To address civil rights, Johnson’s asked Congress to pass not one, but two Civil Rights Acts as part of his Great Society program. The first was the Civil Rights Act of 1964, which was originally proposed by Kennedy before his assassination. It made discrimination illegal, particularly in schools, voting procedures, public facilities and for employment. It would prove to be hard to enforce, especially in the South. Then Congress passed the Voting Rights Act of 1965. It eliminated literacy tests and gave the federal government the authority to enroll voters who were denied the right to vote by local authorities. As a result, the proportion of registered voters in Selma went from 10% of the voters to 60% of the registered voters. Civil Rights Act of 1968 followed, containing the clause known as the Fair Housing Act. The Act prohibited discrimination in regards to the sale and rental of property. Also, affirmative action, also originally begun during Kennedy’s administration, continued through the Johnson years. The idea behind it was to give special consideration to minority candidates for jobs in an attempt to correct past wrong doings.

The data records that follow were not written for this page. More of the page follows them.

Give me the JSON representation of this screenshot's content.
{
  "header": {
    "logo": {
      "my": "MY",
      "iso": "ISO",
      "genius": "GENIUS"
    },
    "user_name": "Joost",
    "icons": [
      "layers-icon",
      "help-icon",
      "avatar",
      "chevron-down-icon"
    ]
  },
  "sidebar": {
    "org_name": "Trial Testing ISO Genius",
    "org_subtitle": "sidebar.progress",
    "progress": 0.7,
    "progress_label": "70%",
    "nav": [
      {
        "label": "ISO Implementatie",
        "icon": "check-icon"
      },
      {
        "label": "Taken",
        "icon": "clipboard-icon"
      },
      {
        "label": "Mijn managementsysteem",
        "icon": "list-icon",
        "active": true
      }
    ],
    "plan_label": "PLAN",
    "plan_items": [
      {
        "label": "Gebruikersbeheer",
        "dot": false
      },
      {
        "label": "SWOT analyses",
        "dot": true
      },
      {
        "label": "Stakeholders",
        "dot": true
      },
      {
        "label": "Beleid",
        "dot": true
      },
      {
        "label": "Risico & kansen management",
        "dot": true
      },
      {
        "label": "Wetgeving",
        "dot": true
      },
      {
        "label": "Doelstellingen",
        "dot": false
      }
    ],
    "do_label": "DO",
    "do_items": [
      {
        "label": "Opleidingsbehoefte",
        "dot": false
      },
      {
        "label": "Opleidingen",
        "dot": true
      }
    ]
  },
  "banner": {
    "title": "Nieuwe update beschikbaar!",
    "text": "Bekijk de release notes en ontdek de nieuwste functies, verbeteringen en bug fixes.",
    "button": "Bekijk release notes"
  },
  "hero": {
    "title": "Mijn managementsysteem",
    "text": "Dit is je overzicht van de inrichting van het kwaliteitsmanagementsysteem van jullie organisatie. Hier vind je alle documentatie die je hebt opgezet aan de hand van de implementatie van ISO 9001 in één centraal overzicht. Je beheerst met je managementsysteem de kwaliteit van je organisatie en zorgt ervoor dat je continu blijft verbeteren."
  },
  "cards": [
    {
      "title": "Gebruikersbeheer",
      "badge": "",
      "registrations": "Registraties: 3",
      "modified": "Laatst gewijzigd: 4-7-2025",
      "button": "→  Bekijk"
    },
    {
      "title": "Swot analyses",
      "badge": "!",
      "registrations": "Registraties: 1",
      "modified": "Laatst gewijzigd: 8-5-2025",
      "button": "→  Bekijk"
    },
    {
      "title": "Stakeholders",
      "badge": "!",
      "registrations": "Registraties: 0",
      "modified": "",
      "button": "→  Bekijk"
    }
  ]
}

Under Johnson, the United States became even more involved in the conflict in Vietnam. U. S. involvement there can be understood as being the product of escalation—getting increasingly involved in an issue over time, often ending up more involved than would have ever been desired. This happened due to the Tonkin Gulf Resolution, passed by Congress, after an alleged naval battle in which the North Vietnamese were said to have attacked American gun boats. Congress gave Johnson the authority to send troops to Vietnam, effectively involving Americas in an all-out war there. Fighting intensified with the Tet Offensive, when the North Vietnamese attacked the forces of South Vietnam and the United States, causing Johnson to send even more troops.
The Vietnam Conflict was very controversial. It caused there to be another military draft. The draft gave exemptions to college students. This meant that mostly minorities—who had less access to higher education—and the poor were being sent to fight the war. News reports about the war also showed the brutality in a way unlike wars before it. Ultimately, the war dominated Johnson’s Presidency. He became so unpopular due to it that he chose not to run for re-election and he has not been remembered for all of the great reforms he introduced as part of the Great Society.
Some key Supreme Court decisions from the era were handed down. In Gideon v. Wainwright (1963), the Court ruled that under the Sixth Amendment of the Constitution, the state courts—like federal courts—must provide all defendants lawyers in court. In the case Heart of Atlanta Motel v. United States (1964), the Court ruled that the federal government could use the commerce clause of the Constitution to force private businesses to end discriminatory practices. Before this ruling, private businesses claimed that desegregation laws only applied to public facilities. Miranda v. Arizona (1966) dealt with the rights of the accused. It is because of this case that police “read you your rights” when people are arrested. The Tinker v. DesMoines Independent Community School District (1969) was caused by student protest against the Vietnam Conflict. The Tinker test was established to decide if school’s disciplinary procedures violate students’ First Amendment rights.